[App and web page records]
=== Section Start ===

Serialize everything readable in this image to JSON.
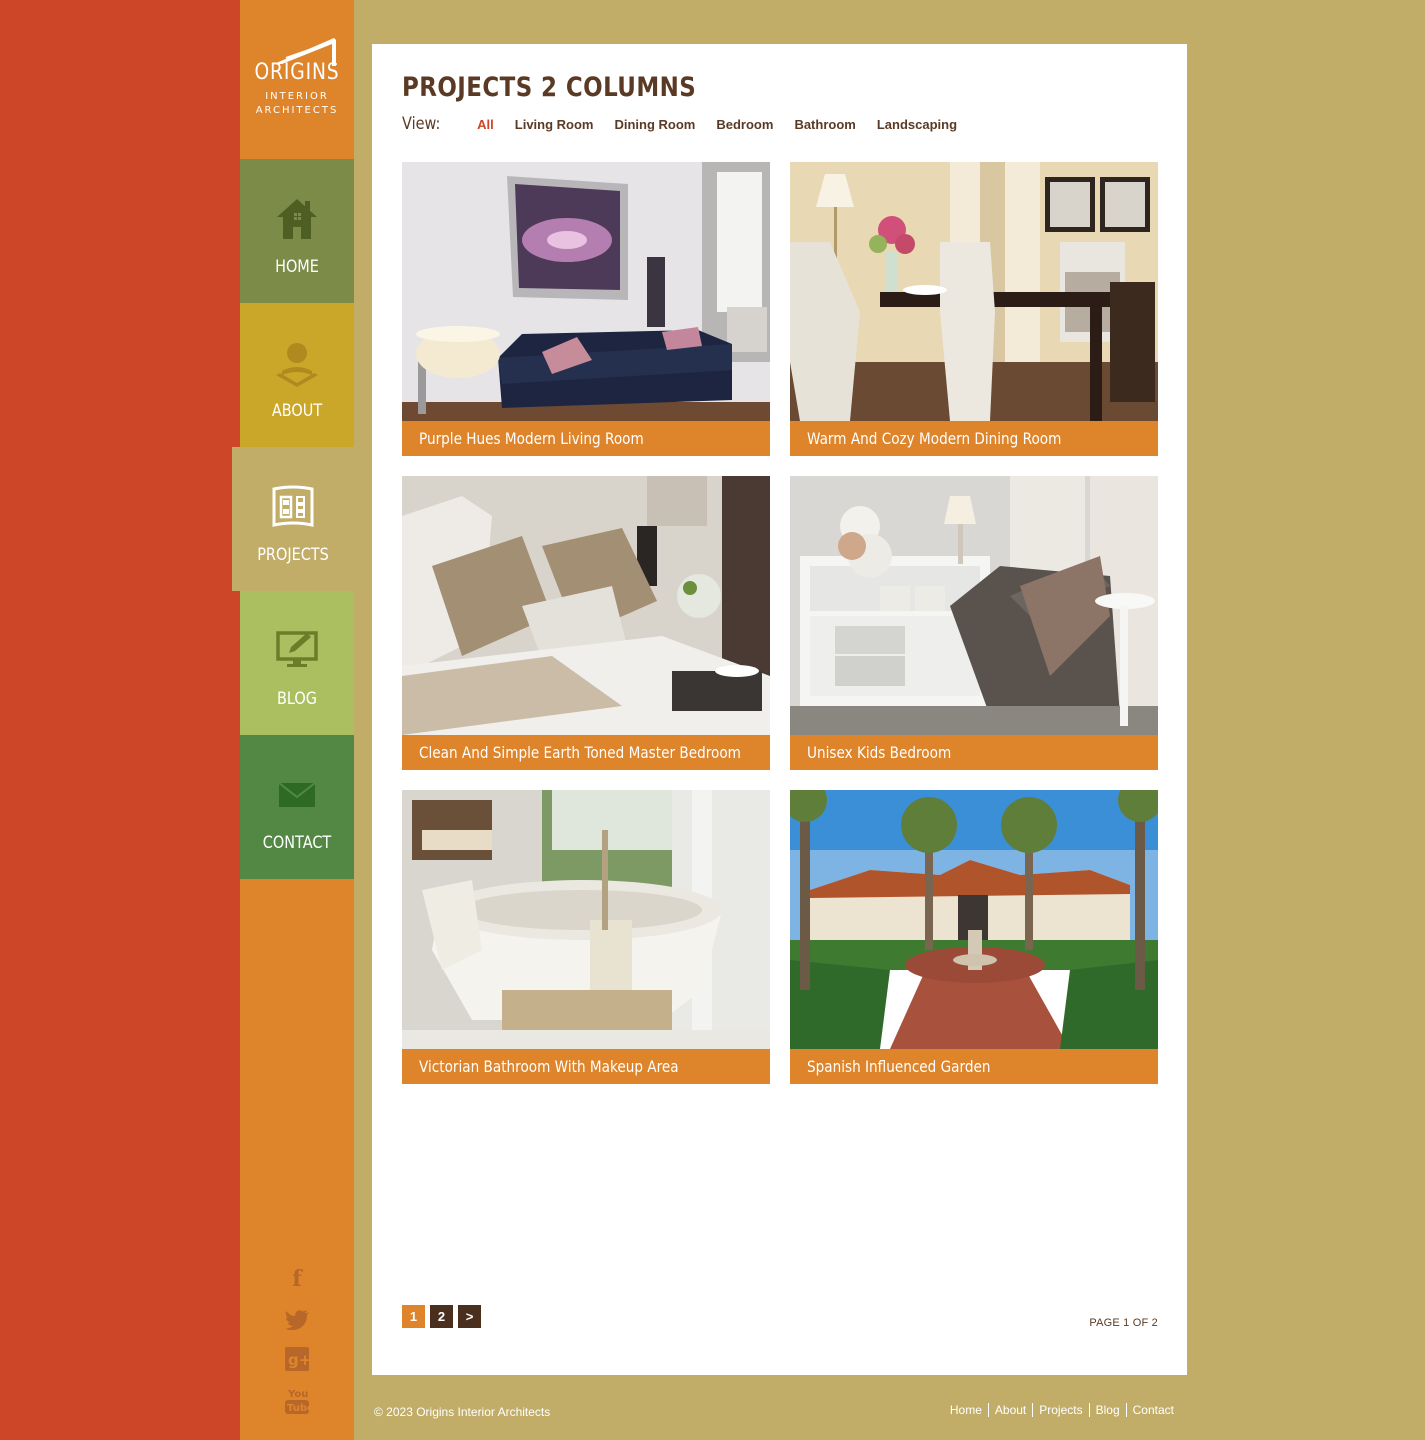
{
  "brand": {
    "name": "ORIGINS",
    "tagline_1": "INTERIOR",
    "tagline_2": "ARCHITECTS"
  },
  "nav": {
    "home": "HOME",
    "about": "ABOUT",
    "projects": "PROJECTS",
    "blog": "BLOG",
    "contact": "CONTACT",
    "active": "projects"
  },
  "social": [
    "facebook-icon",
    "twitter-icon",
    "google-plus-icon",
    "youtube-icon"
  ],
  "page": {
    "title": "PROJECTS 2 COLUMNS",
    "view_label": "View:",
    "filters": [
      "All",
      "Living Room",
      "Dining Room",
      "Bedroom",
      "Bathroom",
      "Landscaping"
    ],
    "active_filter": "All"
  },
  "projects": [
    {
      "title": "Purple Hues Modern Living Room"
    },
    {
      "title": "Warm And Cozy Modern Dining Room"
    },
    {
      "title": "Clean And Simple Earth Toned Master Bedroom"
    },
    {
      "title": "Unisex Kids Bedroom"
    },
    {
      "title": "Victorian Bathroom With Makeup Area"
    },
    {
      "title": "Spanish Influenced Garden"
    }
  ],
  "pagination": {
    "pages": [
      "1",
      "2"
    ],
    "next": ">",
    "current": "1",
    "status": "PAGE 1 OF 2"
  },
  "footer": {
    "copyright": "© 2023 Origins Interior Architects",
    "links": [
      "Home",
      "About",
      "Projects",
      "Blog",
      "Contact"
    ]
  },
  "colors": {
    "red": "#cd4627",
    "orange": "#de842b",
    "olive": "#7d8b48",
    "mustard": "#cba729",
    "tan": "#c1ad67",
    "lime": "#acbf60",
    "green": "#528843",
    "brown": "#5a3a24"
  }
}
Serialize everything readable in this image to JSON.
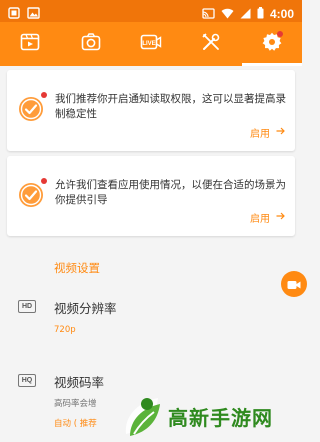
{
  "status_bar": {
    "time": "4:00",
    "left_icons": [
      "app-icon",
      "image-icon"
    ],
    "right_icons": [
      "cast-icon",
      "wifi-icon",
      "signal-icon",
      "battery-icon"
    ]
  },
  "toolbar": {
    "tabs": [
      {
        "icon": "video-list-icon",
        "active": false
      },
      {
        "icon": "camera-icon",
        "active": false
      },
      {
        "icon": "live-icon",
        "active": false
      },
      {
        "icon": "tools-icon",
        "active": false
      },
      {
        "icon": "gear-icon",
        "active": true,
        "badge": true
      }
    ]
  },
  "cards": [
    {
      "message": "我们推荐你开启通知读取权限，这可以显著提高录制稳定性",
      "action": "启用"
    },
    {
      "message": "允许我们查看应用使用情况，以便在合适的场景为你提供引导",
      "action": "启用"
    }
  ],
  "settings": {
    "section_title": "视频设置",
    "rows": [
      {
        "icon_text": "HD",
        "title": "视频分辨率",
        "value": "720p"
      },
      {
        "icon_text": "HQ",
        "title": "视频码率",
        "description": "高码率会增",
        "value": "自动 ( 推荐"
      }
    ]
  },
  "watermark": {
    "text": "高新手游网"
  },
  "colors": {
    "accent": "#ff8a12",
    "status_bar": "#f0750a",
    "badge": "#e53935",
    "watermark": "#2f8a1f"
  }
}
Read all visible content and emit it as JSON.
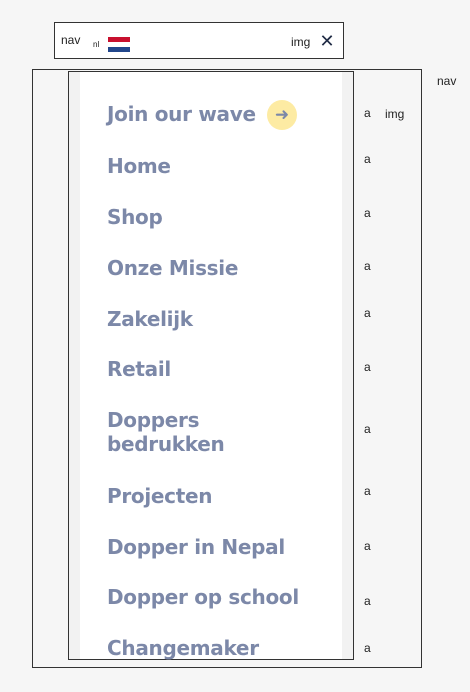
{
  "topbar": {
    "nav_tag": "nav",
    "lang_code": "nl",
    "img_tag": "img",
    "close_icon": "close-icon",
    "flag_icon": "netherlands-flag-icon"
  },
  "outer_nav": {
    "tag": "nav"
  },
  "menu": {
    "join": {
      "label": "Join our wave",
      "arrow_icon": "arrow-right-icon",
      "accent": "#fdeba3"
    },
    "items": [
      {
        "label": "Home"
      },
      {
        "label": "Shop"
      },
      {
        "label": "Onze Missie"
      },
      {
        "label": "Zakelijk"
      },
      {
        "label": "Retail"
      },
      {
        "label": "Doppers bedrukken",
        "lines": [
          "Doppers",
          "bedrukken"
        ]
      },
      {
        "label": "Projecten"
      },
      {
        "label": "Dopper in Nepal"
      },
      {
        "label": "Dopper op school"
      },
      {
        "label": "Changemaker"
      }
    ]
  },
  "side_tags": {
    "a": "a",
    "img": "img"
  },
  "colors": {
    "menu_text": "#7c88a8",
    "close": "#1f2a44"
  }
}
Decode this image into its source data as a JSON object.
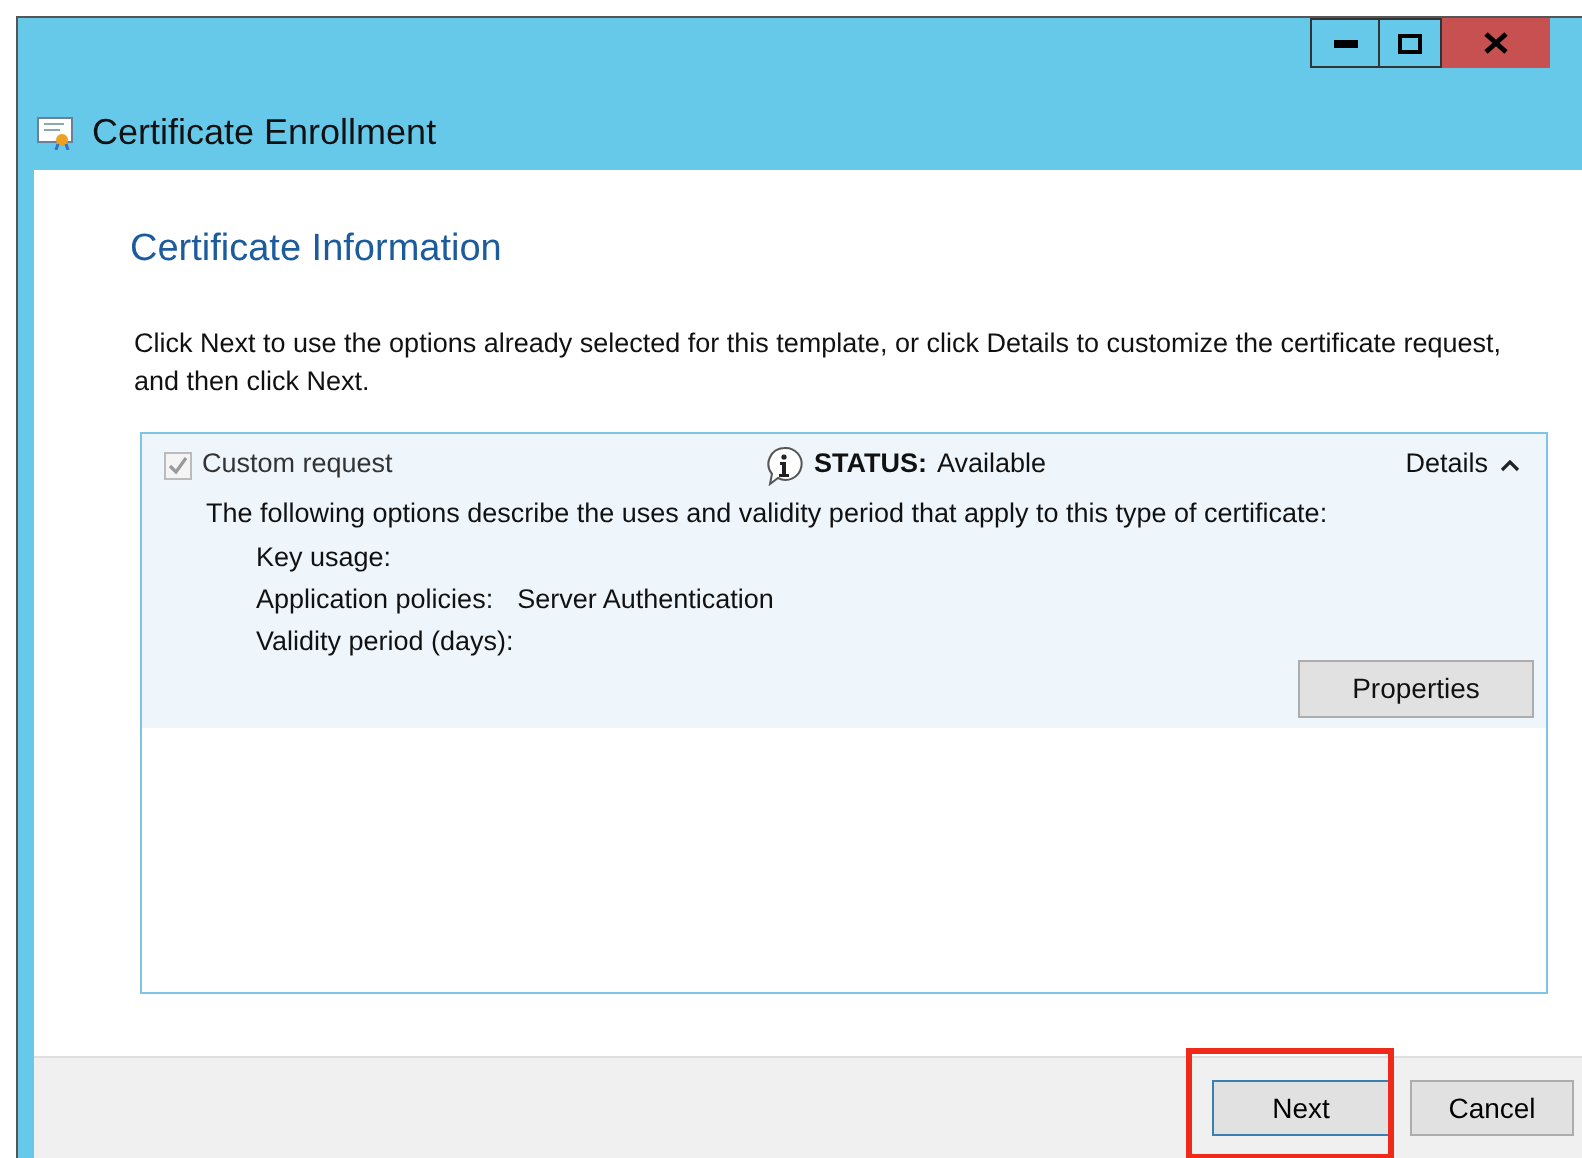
{
  "window": {
    "title": "Certificate Enrollment"
  },
  "heading": "Certificate Information",
  "intro": "Click Next to use the options already selected for this template, or click Details to customize the certificate request, and then click Next.",
  "request": {
    "label": "Custom request",
    "checked": true,
    "disabled": true,
    "status_label": "STATUS:",
    "status": "Available",
    "details": "Details",
    "expanded": true,
    "description": "The following options describe the uses and validity period that apply to this type of certificate:",
    "fields": [
      {
        "label": "Key usage:"
      },
      {
        "label": "Application policies:",
        "value": "Server Authentication"
      },
      {
        "label": "Validity period (days):"
      }
    ],
    "properties_button": "Properties"
  },
  "buttons": [
    {
      "label": "Next",
      "highlighted": true
    },
    {
      "label": "Cancel",
      "highlighted": false
    }
  ]
}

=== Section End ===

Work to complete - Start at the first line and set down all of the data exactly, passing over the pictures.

Answer -
Serialize everything readable in this image to JSON.
{
  "brand": {
    "name": "ORIGINS",
    "tagline_1": "INTERIOR",
    "tagline_2": "ARCHITECTS"
  },
  "nav": {
    "home": "HOME",
    "about": "ABOUT",
    "projects": "PROJECTS",
    "blog": "BLOG",
    "contact": "CONTACT",
    "active": "projects"
  },
  "social": [
    "facebook-icon",
    "twitter-icon",
    "google-plus-icon",
    "youtube-icon"
  ],
  "page": {
    "title": "PROJECTS 2 COLUMNS",
    "view_label": "View:",
    "filters": [
      "All",
      "Living Room",
      "Dining Room",
      "Bedroom",
      "Bathroom",
      "Landscaping"
    ],
    "active_filter": "All"
  },
  "projects": [
    {
      "title": "Purple Hues Modern Living Room"
    },
    {
      "title": "Warm And Cozy Modern Dining Room"
    },
    {
      "title": "Clean And Simple Earth Toned Master Bedroom"
    },
    {
      "title": "Unisex Kids Bedroom"
    },
    {
      "title": "Victorian Bathroom With Makeup Area"
    },
    {
      "title": "Spanish Influenced Garden"
    }
  ],
  "pagination": {
    "pages": [
      "1",
      "2"
    ],
    "next": ">",
    "current": "1",
    "status": "PAGE 1 OF 2"
  },
  "footer": {
    "copyright": "© 2023 Origins Interior Architects",
    "links": [
      "Home",
      "About",
      "Projects",
      "Blog",
      "Contact"
    ]
  },
  "colors": {
    "red": "#cd4627",
    "orange": "#de842b",
    "olive": "#7d8b48",
    "mustard": "#cba729",
    "tan": "#c1ad67",
    "lime": "#acbf60",
    "green": "#528843",
    "brown": "#5a3a24"
  }
}
Serialize everything readable in this image to JSON.
{
  "status_bar": {
    "time": "4:00",
    "left_icons": [
      "app-icon",
      "image-icon"
    ],
    "right_icons": [
      "cast-icon",
      "wifi-icon",
      "signal-icon",
      "battery-icon"
    ]
  },
  "toolbar": {
    "tabs": [
      {
        "icon": "video-list-icon",
        "active": false
      },
      {
        "icon": "camera-icon",
        "active": false
      },
      {
        "icon": "live-icon",
        "active": false
      },
      {
        "icon": "tools-icon",
        "active": false
      },
      {
        "icon": "gear-icon",
        "active": true,
        "badge": true
      }
    ]
  },
  "cards": [
    {
      "message": "我们推荐你开启通知读取权限，这可以显著提高录制稳定性",
      "action": "启用"
    },
    {
      "message": "允许我们查看应用使用情况，以便在合适的场景为你提供引导",
      "action": "启用"
    }
  ],
  "settings": {
    "section_title": "视频设置",
    "rows": [
      {
        "icon_text": "HD",
        "title": "视频分辨率",
        "value": "720p"
      },
      {
        "icon_text": "HQ",
        "title": "视频码率",
        "description": "高码率会增",
        "value": "自动 ( 推荐"
      }
    ]
  },
  "watermark": {
    "text": "高新手游网"
  },
  "colors": {
    "accent": "#ff8a12",
    "status_bar": "#f0750a",
    "badge": "#e53935",
    "watermark": "#2f8a1f"
  }
}
Read all visible content and emit it as JSON.
{
  "topbar": {
    "nav_tag": "nav",
    "lang_code": "nl",
    "img_tag": "img",
    "close_icon": "close-icon",
    "flag_icon": "netherlands-flag-icon"
  },
  "outer_nav": {
    "tag": "nav"
  },
  "menu": {
    "join": {
      "label": "Join our wave",
      "arrow_icon": "arrow-right-icon",
      "accent": "#fdeba3"
    },
    "items": [
      {
        "label": "Home"
      },
      {
        "label": "Shop"
      },
      {
        "label": "Onze Missie"
      },
      {
        "label": "Zakelijk"
      },
      {
        "label": "Retail"
      },
      {
        "label": "Doppers bedrukken",
        "lines": [
          "Doppers",
          "bedrukken"
        ]
      },
      {
        "label": "Projecten"
      },
      {
        "label": "Dopper in Nepal"
      },
      {
        "label": "Dopper op school"
      },
      {
        "label": "Changemaker"
      }
    ]
  },
  "side_tags": {
    "a": "a",
    "img": "img"
  },
  "colors": {
    "menu_text": "#7c88a8",
    "close": "#1f2a44"
  }
}
Decode this image into its source data as a JSON object.
{
  "window": {
    "title": "Certificate Enrollment"
  },
  "heading": "Certificate Information",
  "intro": "Click Next to use the options already selected for this template, or click Details to customize the certificate request, and then click Next.",
  "request": {
    "label": "Custom request",
    "checked": true,
    "disabled": true,
    "status_label": "STATUS:",
    "status": "Available",
    "details": "Details",
    "expanded": true,
    "description": "The following options describe the uses and validity period that apply to this type of certificate:",
    "fields": [
      {
        "label": "Key usage:"
      },
      {
        "label": "Application policies:",
        "value": "Server Authentication"
      },
      {
        "label": "Validity period (days):"
      }
    ],
    "properties_button": "Properties"
  },
  "buttons": [
    {
      "label": "Next",
      "highlighted": true
    },
    {
      "label": "Cancel",
      "highlighted": false
    }
  ]
}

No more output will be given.